━━ MATERIALS PROVIDED

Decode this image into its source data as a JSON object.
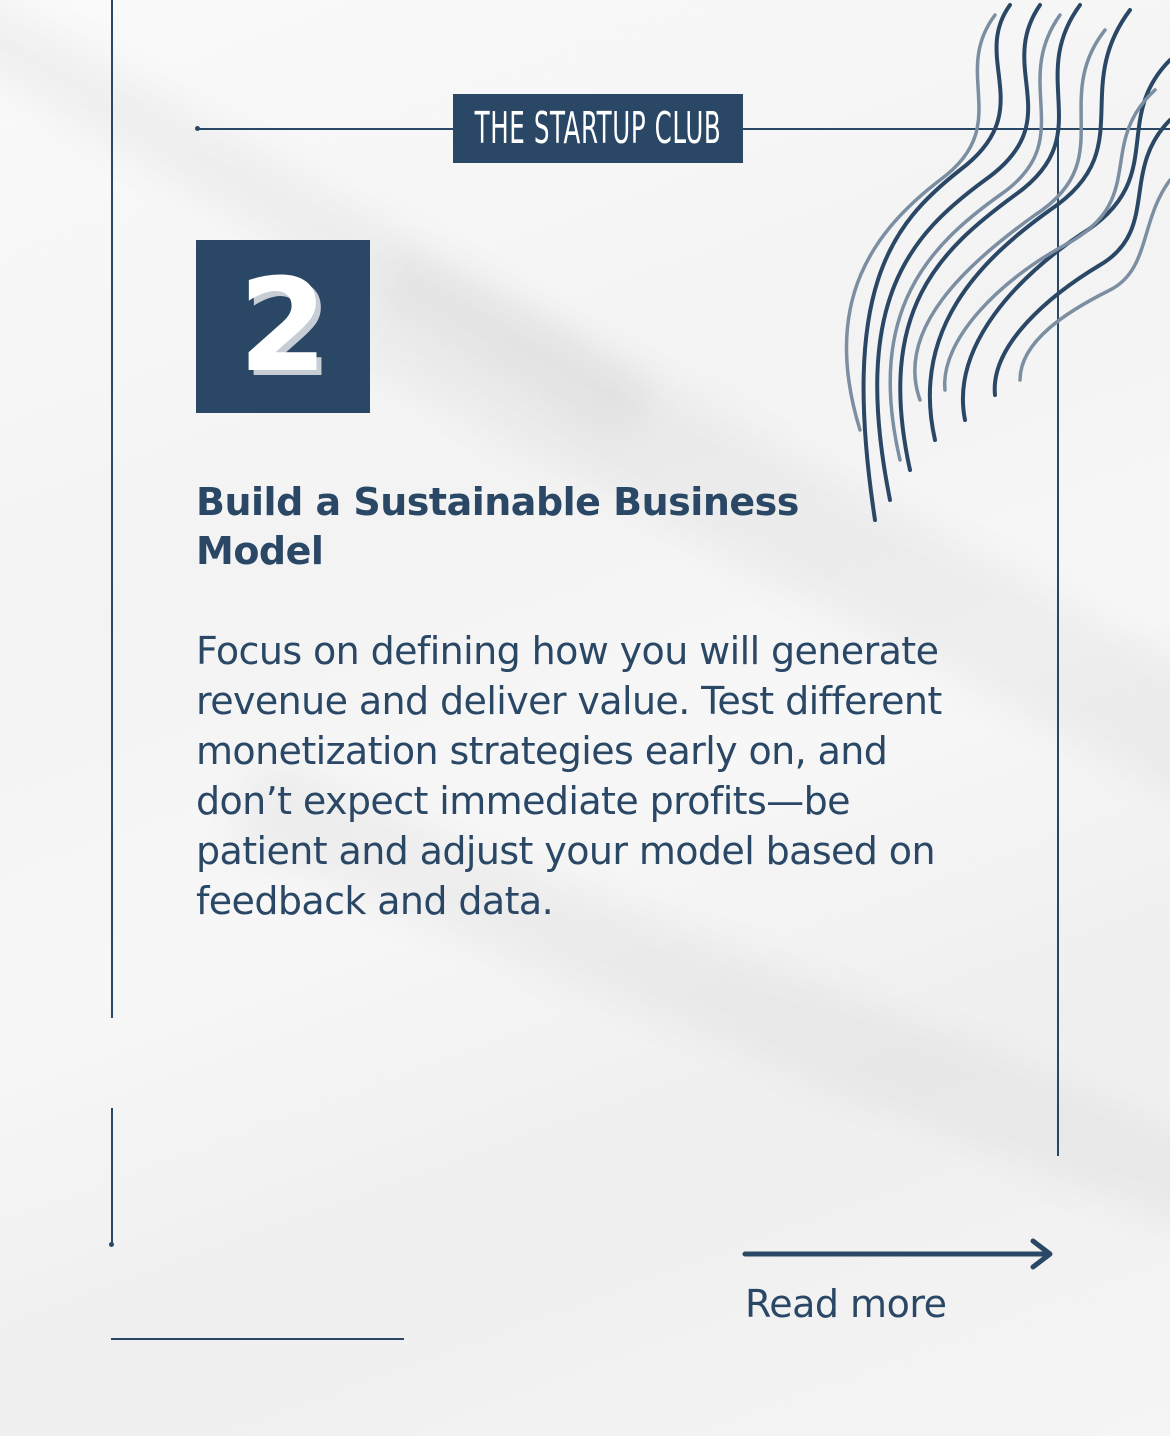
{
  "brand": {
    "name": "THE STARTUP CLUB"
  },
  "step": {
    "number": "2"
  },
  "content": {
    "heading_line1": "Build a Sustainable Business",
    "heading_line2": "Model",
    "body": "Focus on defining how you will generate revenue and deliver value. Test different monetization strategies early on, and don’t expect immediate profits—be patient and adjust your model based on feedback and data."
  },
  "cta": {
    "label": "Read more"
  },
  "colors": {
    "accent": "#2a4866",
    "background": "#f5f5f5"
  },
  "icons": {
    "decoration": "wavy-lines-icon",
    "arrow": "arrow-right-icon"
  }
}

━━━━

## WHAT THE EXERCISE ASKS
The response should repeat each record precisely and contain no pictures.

## EXERCISE SOLUTION
Decode this image into its source data as a JSON object.
{
  "brand": {
    "name": "THE STARTUP CLUB"
  },
  "step": {
    "number": "2"
  },
  "content": {
    "heading_line1": "Build a Sustainable Business",
    "heading_line2": "Model",
    "body": "Focus on defining how you will generate revenue and deliver value. Test different monetization strategies early on, and don’t expect immediate profits—be patient and adjust your model based on feedback and data."
  },
  "cta": {
    "label": "Read more"
  },
  "colors": {
    "accent": "#2a4866",
    "background": "#f5f5f5"
  },
  "icons": {
    "decoration": "wavy-lines-icon",
    "arrow": "arrow-right-icon"
  }
}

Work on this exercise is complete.